═══ Given data ═══

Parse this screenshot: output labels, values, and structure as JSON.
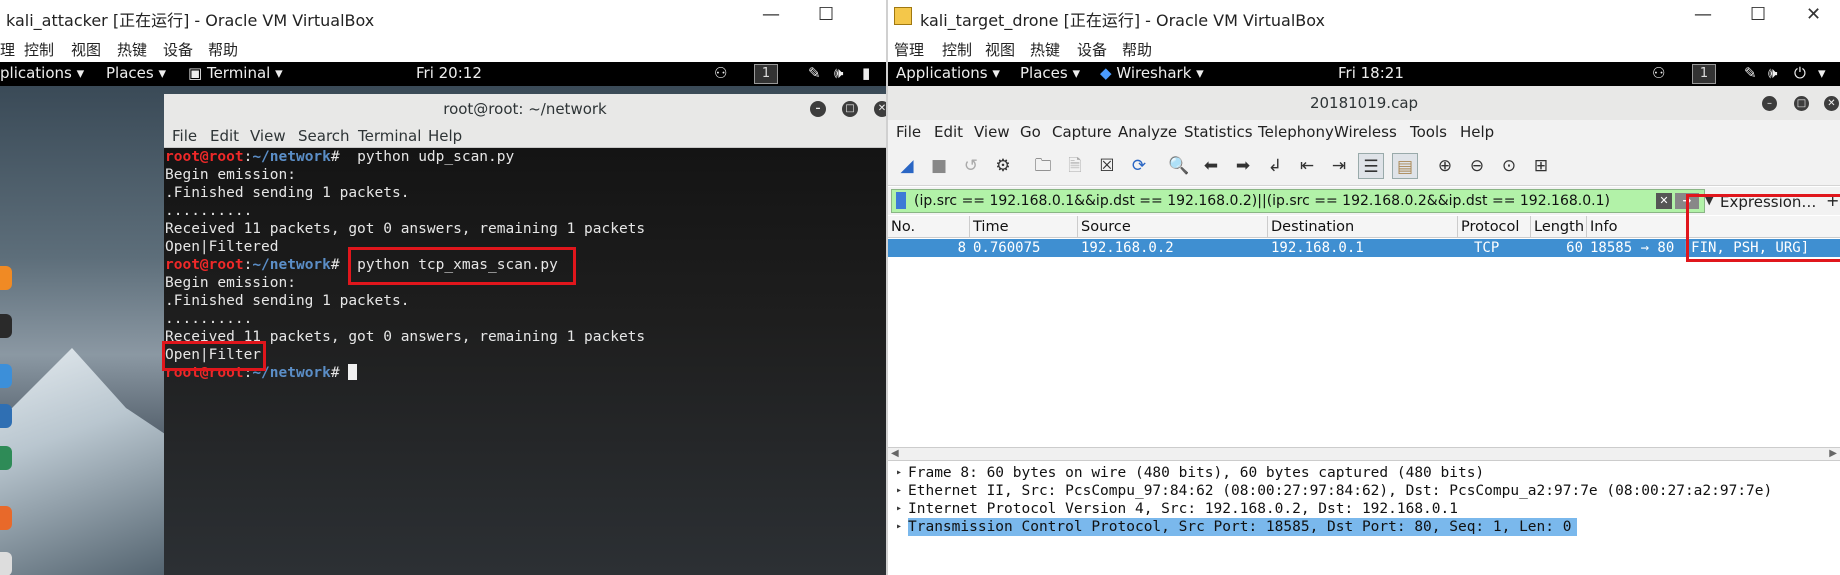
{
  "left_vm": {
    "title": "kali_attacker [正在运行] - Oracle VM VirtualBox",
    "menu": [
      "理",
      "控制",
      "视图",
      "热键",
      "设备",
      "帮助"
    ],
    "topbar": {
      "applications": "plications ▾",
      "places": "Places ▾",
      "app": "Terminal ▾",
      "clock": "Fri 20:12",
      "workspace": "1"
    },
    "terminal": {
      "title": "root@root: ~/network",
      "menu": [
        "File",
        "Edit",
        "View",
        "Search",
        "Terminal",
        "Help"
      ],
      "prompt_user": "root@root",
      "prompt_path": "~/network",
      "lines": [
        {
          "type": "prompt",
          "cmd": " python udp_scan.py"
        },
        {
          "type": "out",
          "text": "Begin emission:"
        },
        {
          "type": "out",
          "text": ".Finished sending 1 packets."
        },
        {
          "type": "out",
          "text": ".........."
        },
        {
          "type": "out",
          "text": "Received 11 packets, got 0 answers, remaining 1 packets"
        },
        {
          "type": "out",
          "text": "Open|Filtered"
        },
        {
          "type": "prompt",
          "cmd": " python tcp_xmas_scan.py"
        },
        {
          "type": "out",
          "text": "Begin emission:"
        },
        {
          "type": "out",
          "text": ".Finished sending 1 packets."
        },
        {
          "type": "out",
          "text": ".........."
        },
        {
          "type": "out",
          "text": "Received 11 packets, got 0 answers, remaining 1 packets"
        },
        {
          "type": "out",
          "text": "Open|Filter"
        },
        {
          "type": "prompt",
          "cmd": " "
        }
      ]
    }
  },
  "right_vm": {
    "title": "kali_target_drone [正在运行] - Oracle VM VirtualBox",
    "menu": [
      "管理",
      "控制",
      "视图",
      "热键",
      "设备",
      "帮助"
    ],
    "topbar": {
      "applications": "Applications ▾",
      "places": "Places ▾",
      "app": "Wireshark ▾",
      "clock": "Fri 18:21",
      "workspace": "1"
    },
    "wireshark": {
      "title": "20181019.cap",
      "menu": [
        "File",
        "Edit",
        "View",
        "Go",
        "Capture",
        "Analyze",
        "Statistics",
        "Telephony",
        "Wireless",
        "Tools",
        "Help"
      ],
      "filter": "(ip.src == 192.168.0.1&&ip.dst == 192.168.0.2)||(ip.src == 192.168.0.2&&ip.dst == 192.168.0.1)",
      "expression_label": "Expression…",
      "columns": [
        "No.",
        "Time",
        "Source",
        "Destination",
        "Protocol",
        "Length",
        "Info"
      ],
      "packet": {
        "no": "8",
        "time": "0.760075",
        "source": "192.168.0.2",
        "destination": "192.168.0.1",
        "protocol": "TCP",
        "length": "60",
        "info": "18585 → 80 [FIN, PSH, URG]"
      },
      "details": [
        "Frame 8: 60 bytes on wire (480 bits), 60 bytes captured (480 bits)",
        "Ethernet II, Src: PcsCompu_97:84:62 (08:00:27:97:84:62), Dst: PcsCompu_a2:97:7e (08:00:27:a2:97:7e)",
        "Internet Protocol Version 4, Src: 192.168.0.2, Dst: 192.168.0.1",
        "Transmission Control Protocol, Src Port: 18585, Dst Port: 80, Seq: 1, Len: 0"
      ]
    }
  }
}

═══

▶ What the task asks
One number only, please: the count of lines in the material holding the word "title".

▶ Answer box
4